Excerpts from an interface dataset

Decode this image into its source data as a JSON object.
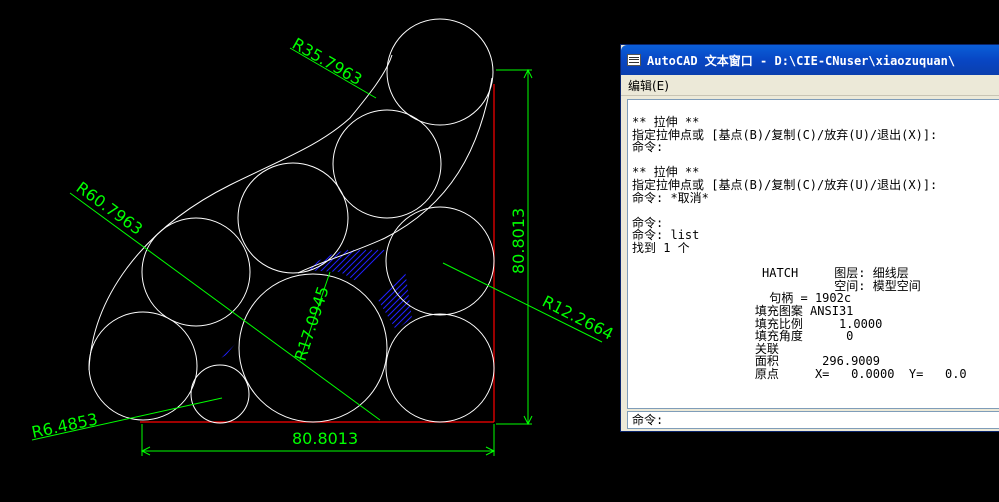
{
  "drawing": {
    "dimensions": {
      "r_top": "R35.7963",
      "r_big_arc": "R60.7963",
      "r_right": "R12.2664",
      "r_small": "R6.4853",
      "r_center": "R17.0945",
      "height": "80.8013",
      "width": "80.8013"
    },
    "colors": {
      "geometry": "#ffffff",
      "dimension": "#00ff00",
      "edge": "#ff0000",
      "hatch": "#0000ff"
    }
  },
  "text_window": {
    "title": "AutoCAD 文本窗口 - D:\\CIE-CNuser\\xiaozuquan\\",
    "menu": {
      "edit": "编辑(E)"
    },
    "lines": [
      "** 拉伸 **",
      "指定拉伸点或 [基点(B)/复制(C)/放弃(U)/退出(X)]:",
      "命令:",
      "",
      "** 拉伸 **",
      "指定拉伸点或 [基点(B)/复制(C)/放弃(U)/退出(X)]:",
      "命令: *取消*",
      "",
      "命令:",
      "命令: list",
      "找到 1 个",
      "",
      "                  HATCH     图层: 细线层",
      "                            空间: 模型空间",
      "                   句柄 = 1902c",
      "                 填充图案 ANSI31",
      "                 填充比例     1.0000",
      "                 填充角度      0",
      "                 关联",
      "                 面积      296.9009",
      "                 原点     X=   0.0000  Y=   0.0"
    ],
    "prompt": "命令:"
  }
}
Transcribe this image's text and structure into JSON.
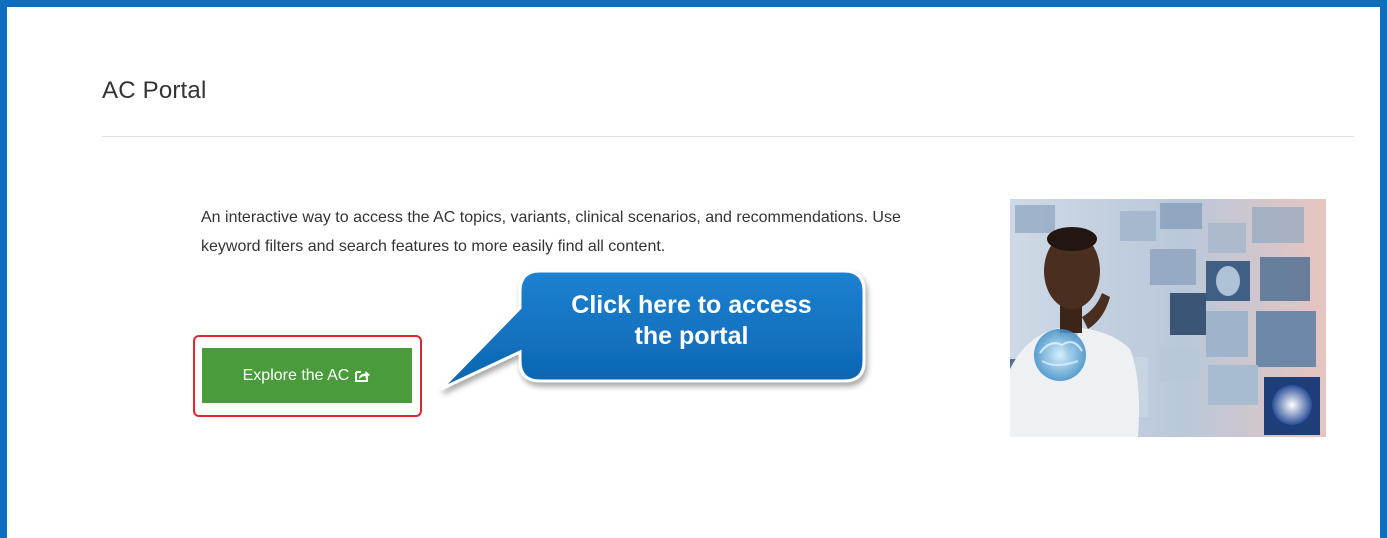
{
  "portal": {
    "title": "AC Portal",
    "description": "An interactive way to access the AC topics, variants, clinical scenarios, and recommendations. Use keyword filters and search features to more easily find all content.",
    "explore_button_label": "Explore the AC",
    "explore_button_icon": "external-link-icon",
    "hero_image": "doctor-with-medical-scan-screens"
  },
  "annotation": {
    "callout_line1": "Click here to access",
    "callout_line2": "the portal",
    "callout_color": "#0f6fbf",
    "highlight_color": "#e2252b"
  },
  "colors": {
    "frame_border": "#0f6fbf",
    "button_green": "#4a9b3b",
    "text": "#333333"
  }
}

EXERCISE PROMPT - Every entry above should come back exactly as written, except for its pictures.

EXERCISE OUTPUT -
Decode this image into its source data as a JSON object.
{
  "drawing": {
    "dimensions": {
      "r_top": "R35.7963",
      "r_big_arc": "R60.7963",
      "r_right": "R12.2664",
      "r_small": "R6.4853",
      "r_center": "R17.0945",
      "height": "80.8013",
      "width": "80.8013"
    },
    "colors": {
      "geometry": "#ffffff",
      "dimension": "#00ff00",
      "edge": "#ff0000",
      "hatch": "#0000ff"
    }
  },
  "text_window": {
    "title": "AutoCAD 文本窗口 - D:\\CIE-CNuser\\xiaozuquan\\",
    "menu": {
      "edit": "编辑(E)"
    },
    "lines": [
      "** 拉伸 **",
      "指定拉伸点或 [基点(B)/复制(C)/放弃(U)/退出(X)]:",
      "命令:",
      "",
      "** 拉伸 **",
      "指定拉伸点或 [基点(B)/复制(C)/放弃(U)/退出(X)]:",
      "命令: *取消*",
      "",
      "命令:",
      "命令: list",
      "找到 1 个",
      "",
      "                  HATCH     图层: 细线层",
      "                            空间: 模型空间",
      "                   句柄 = 1902c",
      "                 填充图案 ANSI31",
      "                 填充比例     1.0000",
      "                 填充角度      0",
      "                 关联",
      "                 面积      296.9009",
      "                 原点     X=   0.0000  Y=   0.0"
    ],
    "prompt": "命令:"
  }
}
Transcribe this image's text and structure into JSON.
{
  "portal": {
    "title": "AC Portal",
    "description": "An interactive way to access the AC topics, variants, clinical scenarios, and recommendations. Use keyword filters and search features to more easily find all content.",
    "explore_button_label": "Explore the AC",
    "explore_button_icon": "external-link-icon",
    "hero_image": "doctor-with-medical-scan-screens"
  },
  "annotation": {
    "callout_line1": "Click here to access",
    "callout_line2": "the portal",
    "callout_color": "#0f6fbf",
    "highlight_color": "#e2252b"
  },
  "colors": {
    "frame_border": "#0f6fbf",
    "button_green": "#4a9b3b",
    "text": "#333333"
  }
}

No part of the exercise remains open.